Like shoulder pads and Duran Duran, Milton Friedman was big in the Eighties. The American economist was a huge influence on the thinking of Margaret Thatcher and Ronald Reagan.
Even Gordon Gekko’s ‘Greed is Good’ mantra is a simplistic interpretation of his theory. Friedman’s line was that the primary – and pretty much only – duty of a businessman is to his shareholders (he didn’t conceive of female chief executives back in 1970).
His famous essay ‘The Social Responsibility of Business is to Increase its Profits’ is 50 years old this autumn. In his view, any boss who swerved from the single-minded pursuit of profit to spend time on, say, protecting the environment was wrong-headed and an unwitting puppet of socialism.
‘Greed is good’: Gordon Gekko’s mantra is a simplistic interpretation of Milton Friedman’s theory
He believed that when bosses use company money on worthy activities – what we now call Environmental and Social Governance – it amounts to a despotic form of taxation imposed on shareholders.

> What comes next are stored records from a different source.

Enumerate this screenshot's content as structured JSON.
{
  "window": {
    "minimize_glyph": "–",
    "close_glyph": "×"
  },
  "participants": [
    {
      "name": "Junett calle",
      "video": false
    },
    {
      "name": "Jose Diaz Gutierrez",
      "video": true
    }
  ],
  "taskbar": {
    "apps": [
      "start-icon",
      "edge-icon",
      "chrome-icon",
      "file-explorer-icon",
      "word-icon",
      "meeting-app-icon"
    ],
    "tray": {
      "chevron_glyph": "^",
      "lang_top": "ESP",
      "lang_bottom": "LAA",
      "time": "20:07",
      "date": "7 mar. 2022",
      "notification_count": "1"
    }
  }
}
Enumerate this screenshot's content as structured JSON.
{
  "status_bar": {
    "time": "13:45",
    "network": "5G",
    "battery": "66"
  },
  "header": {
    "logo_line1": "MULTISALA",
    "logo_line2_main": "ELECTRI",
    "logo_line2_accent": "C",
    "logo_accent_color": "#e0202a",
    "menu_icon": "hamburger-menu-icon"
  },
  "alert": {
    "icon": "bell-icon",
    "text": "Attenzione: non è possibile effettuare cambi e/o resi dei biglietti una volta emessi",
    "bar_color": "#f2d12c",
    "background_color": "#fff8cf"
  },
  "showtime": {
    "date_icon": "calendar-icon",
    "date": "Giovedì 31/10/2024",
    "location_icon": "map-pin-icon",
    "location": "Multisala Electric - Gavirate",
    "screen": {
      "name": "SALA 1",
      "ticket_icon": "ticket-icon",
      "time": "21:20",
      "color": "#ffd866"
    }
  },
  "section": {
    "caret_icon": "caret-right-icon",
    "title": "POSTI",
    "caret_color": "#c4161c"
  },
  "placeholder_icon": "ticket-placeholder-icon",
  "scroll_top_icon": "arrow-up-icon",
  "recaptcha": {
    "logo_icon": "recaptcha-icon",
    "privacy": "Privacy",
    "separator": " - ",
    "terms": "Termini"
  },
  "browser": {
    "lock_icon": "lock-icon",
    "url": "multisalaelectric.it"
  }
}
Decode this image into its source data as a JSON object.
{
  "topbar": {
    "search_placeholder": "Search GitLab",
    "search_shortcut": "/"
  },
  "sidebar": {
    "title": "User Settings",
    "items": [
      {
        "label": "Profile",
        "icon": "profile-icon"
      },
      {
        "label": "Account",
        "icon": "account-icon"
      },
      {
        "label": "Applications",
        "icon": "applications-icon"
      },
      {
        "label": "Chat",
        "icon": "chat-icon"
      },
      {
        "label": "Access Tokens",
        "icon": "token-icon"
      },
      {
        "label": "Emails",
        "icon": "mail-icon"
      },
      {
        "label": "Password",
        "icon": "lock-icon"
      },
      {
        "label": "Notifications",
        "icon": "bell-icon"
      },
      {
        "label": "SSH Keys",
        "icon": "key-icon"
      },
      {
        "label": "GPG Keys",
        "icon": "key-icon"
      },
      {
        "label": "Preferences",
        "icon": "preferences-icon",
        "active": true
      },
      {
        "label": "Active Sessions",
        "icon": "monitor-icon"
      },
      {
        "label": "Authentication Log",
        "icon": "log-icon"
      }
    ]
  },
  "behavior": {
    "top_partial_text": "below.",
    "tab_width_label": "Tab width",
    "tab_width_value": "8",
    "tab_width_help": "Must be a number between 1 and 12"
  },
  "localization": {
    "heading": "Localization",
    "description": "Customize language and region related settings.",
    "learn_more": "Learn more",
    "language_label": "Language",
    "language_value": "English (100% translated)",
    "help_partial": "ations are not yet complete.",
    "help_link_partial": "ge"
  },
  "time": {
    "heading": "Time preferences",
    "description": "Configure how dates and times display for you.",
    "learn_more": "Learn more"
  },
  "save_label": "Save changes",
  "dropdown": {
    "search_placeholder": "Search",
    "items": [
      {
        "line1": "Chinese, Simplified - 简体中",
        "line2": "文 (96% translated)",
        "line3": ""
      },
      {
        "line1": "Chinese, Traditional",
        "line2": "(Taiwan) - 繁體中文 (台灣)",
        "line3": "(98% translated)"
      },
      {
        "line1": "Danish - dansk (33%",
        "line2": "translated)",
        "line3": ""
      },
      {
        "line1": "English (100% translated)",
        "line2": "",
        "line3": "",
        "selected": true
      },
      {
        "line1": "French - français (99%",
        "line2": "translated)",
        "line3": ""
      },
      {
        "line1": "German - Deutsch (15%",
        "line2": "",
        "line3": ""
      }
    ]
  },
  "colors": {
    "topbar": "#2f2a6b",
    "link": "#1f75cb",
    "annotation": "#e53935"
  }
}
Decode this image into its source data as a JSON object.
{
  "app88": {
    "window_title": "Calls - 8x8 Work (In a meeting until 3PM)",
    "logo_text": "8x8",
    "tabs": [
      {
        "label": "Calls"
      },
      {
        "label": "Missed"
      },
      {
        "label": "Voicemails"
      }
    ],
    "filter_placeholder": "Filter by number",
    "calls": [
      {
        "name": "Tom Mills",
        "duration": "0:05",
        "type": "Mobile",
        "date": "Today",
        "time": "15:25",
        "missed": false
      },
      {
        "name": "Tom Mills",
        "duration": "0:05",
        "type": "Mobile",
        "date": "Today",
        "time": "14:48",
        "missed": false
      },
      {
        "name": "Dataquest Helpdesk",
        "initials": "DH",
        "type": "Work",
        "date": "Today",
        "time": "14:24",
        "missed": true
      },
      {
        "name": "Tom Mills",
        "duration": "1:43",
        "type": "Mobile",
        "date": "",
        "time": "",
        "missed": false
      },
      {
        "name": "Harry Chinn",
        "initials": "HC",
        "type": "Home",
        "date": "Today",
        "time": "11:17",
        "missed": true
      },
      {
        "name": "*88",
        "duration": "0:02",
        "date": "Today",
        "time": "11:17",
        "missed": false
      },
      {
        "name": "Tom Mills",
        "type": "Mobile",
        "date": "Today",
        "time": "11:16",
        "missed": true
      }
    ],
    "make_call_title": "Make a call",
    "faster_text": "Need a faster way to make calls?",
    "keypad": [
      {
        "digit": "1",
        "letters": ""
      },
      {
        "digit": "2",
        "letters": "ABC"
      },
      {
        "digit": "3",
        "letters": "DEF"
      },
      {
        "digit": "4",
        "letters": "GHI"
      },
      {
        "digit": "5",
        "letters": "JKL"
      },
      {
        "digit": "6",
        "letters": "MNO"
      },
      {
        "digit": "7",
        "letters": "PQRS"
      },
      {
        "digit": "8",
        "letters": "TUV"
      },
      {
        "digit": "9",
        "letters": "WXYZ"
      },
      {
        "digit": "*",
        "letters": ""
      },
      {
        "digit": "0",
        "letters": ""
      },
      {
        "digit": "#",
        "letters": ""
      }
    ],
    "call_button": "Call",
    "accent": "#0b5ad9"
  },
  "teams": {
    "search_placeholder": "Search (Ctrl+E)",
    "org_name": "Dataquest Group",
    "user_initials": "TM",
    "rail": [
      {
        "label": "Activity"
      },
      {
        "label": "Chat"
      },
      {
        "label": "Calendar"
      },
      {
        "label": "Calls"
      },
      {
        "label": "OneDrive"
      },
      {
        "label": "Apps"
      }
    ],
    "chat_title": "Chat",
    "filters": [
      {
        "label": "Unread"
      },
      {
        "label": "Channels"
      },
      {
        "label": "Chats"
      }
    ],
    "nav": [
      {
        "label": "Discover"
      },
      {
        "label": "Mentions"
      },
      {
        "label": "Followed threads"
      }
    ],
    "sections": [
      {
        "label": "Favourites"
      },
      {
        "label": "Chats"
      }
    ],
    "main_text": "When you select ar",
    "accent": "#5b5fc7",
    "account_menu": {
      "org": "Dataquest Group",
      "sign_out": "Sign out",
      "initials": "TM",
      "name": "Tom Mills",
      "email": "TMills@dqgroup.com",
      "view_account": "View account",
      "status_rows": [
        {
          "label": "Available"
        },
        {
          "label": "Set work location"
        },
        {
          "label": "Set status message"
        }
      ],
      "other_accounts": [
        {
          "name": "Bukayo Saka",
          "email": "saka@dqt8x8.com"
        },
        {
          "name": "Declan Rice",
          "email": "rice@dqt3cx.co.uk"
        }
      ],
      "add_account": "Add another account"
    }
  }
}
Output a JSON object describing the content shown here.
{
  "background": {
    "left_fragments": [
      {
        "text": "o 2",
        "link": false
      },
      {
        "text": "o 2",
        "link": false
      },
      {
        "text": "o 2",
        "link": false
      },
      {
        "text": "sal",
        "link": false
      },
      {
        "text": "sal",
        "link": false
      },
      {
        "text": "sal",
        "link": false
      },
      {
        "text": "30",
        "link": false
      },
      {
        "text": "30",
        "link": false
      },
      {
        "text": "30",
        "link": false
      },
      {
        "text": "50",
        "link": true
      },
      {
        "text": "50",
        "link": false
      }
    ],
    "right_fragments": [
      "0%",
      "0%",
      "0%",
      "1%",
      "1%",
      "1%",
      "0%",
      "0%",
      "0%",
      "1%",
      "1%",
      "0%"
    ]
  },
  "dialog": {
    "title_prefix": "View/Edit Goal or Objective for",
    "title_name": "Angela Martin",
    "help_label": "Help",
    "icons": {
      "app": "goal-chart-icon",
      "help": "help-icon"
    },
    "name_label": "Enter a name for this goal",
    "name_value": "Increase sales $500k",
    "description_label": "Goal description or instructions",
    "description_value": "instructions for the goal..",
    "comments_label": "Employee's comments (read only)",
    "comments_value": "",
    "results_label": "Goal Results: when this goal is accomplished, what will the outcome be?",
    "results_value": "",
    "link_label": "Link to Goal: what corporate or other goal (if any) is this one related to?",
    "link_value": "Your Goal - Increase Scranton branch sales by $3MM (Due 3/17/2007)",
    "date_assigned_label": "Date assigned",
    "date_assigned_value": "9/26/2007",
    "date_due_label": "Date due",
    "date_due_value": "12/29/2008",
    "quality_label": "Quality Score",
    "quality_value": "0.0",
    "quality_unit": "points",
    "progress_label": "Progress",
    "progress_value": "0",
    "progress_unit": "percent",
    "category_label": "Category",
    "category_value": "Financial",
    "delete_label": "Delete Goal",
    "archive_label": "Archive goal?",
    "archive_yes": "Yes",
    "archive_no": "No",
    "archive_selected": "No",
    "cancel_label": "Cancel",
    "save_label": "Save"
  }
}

There was an important proviso in the essay, which was that businesses should pursue profit through open competition, without deception or fraud. He didn’t consider that if profit is worshipped and other considerations are sidelined, it is easier to cross the line into unacceptable behaviour.
To 21st century eyes, his language sounds extreme. But his ideas have still left a mark on corporate thinking. There are plenty of bosses who believe social responsibility and good governance is box-ticking or at best a fluffy feel-good exercise.
Look at the contempt for governance at The Hut, which is floating on the London market, or the blind eyes turned to sweatshops at former market darling Boohoo.
The trouble with shareholder primacy is that investors tend to tolerate bad behaviour so long as it seems lucrative.
Friedman’s philosophy was shaken to its core by the financial crisis and the pandemic may be the death knell.
Post 2008, the banks, having taken billions of rescue cash, could no longer shrug off their obligations to society.
The financial meltdown also exposed another flaw in the idea of shareholder supremacy. Banks and other big businesses were revealed as ‘ownerless corporations’ with no-one capable of keeping greedy incompetents like Fred Goodwin in check. In the pandemic, businesses have been helped by the taxpayer to hundreds of billions of pounds. What then, do they owe us in return? Clearly, a Friedman-ite response is unacceptable. But answers are not easy.
Take the question of dividends. Should Tesco have paid a dividend to its investors when it has taken taxpayer money through business rates relief? Many critics last week thought otherwise. And how far do responsibilities stretch? Is it reasonable, for instance, for a business whose staff are largely working from home to pull out of a city centre and save on property costs if other firms suffer as a consequence?
Even before the pandemic the rise of Big Tech had begun to raise thorny new problems about corporate responsibilities. Facebook’s attempts to wriggle out of having to deal with fake and harmful material peddled on its platform spring to mind.
Many businesses have responded brilliantly to the pandemic, proving they are not soulless profit machines but part of the communities they serve. Fifty years on, it’s time to leave Friedman behind.